__Directions__: Scan the data below and state how many of its lines contain the word "title", giving only the figure.

__Records for the exercise__:
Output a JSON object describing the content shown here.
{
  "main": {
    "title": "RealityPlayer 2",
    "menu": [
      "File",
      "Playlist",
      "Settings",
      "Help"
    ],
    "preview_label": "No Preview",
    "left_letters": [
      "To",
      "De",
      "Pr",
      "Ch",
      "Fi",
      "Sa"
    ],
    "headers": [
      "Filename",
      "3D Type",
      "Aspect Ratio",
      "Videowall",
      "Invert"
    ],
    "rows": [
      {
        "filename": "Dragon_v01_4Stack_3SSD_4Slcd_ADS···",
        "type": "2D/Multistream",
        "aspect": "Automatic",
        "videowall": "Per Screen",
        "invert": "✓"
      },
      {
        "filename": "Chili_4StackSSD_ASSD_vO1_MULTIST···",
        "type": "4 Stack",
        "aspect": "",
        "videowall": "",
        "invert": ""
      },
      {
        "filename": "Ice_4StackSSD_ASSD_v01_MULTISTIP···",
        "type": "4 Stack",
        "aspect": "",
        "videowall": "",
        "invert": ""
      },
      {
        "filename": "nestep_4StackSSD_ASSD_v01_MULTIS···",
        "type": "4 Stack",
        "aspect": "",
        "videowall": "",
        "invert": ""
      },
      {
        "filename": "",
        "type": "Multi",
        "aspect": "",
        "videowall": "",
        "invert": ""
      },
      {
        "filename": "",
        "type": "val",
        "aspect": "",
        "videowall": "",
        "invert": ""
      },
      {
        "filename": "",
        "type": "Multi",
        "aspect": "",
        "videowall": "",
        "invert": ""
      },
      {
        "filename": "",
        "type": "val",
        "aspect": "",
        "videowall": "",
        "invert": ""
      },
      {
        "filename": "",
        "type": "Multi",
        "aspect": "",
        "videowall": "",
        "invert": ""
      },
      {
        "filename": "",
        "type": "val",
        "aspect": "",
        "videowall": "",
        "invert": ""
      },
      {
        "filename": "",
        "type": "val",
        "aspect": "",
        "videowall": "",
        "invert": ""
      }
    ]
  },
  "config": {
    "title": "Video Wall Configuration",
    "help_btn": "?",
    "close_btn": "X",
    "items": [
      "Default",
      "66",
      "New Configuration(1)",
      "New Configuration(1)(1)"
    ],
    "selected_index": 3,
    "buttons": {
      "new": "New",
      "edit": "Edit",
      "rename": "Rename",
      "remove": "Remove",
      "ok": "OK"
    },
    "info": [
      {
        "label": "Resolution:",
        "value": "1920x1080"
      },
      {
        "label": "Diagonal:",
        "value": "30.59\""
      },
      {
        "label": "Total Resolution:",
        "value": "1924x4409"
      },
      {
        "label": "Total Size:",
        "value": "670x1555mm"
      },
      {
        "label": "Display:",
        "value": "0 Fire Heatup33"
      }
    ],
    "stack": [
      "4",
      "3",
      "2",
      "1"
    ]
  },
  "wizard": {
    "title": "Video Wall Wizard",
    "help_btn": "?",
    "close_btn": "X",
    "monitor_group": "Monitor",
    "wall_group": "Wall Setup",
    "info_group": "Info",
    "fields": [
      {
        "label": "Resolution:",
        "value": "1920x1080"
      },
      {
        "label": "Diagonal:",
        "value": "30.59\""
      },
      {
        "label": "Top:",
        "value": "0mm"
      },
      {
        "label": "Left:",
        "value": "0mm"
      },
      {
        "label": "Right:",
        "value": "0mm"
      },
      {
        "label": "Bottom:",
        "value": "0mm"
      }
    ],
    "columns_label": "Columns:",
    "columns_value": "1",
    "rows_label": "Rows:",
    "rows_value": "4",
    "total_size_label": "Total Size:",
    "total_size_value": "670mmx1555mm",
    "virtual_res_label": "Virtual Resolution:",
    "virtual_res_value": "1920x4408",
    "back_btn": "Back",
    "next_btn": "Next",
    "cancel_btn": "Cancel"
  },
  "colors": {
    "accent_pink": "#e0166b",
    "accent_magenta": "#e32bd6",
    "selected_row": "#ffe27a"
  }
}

__Written solution__: 3